Westminster John Knox Press, $24.95, 305 pp.
Robert McAfee Brown may not be a familiar name to younger readers of Commonweal, but there are many reasons to place him on a list of contemporary Christian heroes. He was a teacher and a scholar, a theologian, a musician, and an activist for justice, and this memoir gives convincing evidence that he was an equally committed husband, father, and grandfather.
He died in 2001, this book not quite finished, but friends and family have filled in the few blanks with taste and passion. The brief foreword by the late William Sloane Coffin emphasizes that Bob-readers will find it difficult to think of him in formal terms-“recognized that being a Christian was not so much an achieved position as a desired one.” The prologue by Bob’s wife, Sydney Thomson Brown, emphasizes that “he wanted the earth to be fair and good for all” and addresses him as “my love, my compañero, my friend.” Gripping and sometimes humorous stories illuminate the various stages of Bob’s life, for which his Presbyterian pastor-father had well prepared him.

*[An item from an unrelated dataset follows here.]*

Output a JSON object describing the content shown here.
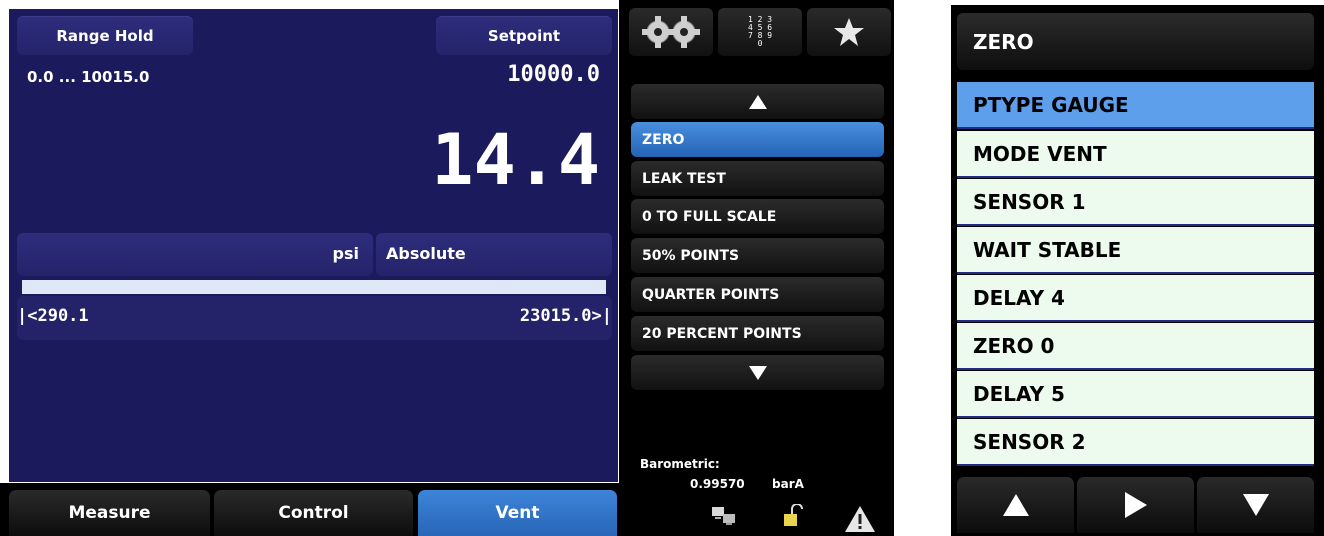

Bob first came to my attention in the early 1960s when he was teaching at Union Theological Seminary, and writing for Christianity and Crisis, a now-defunct Protestant biweekly founded by Reinhold...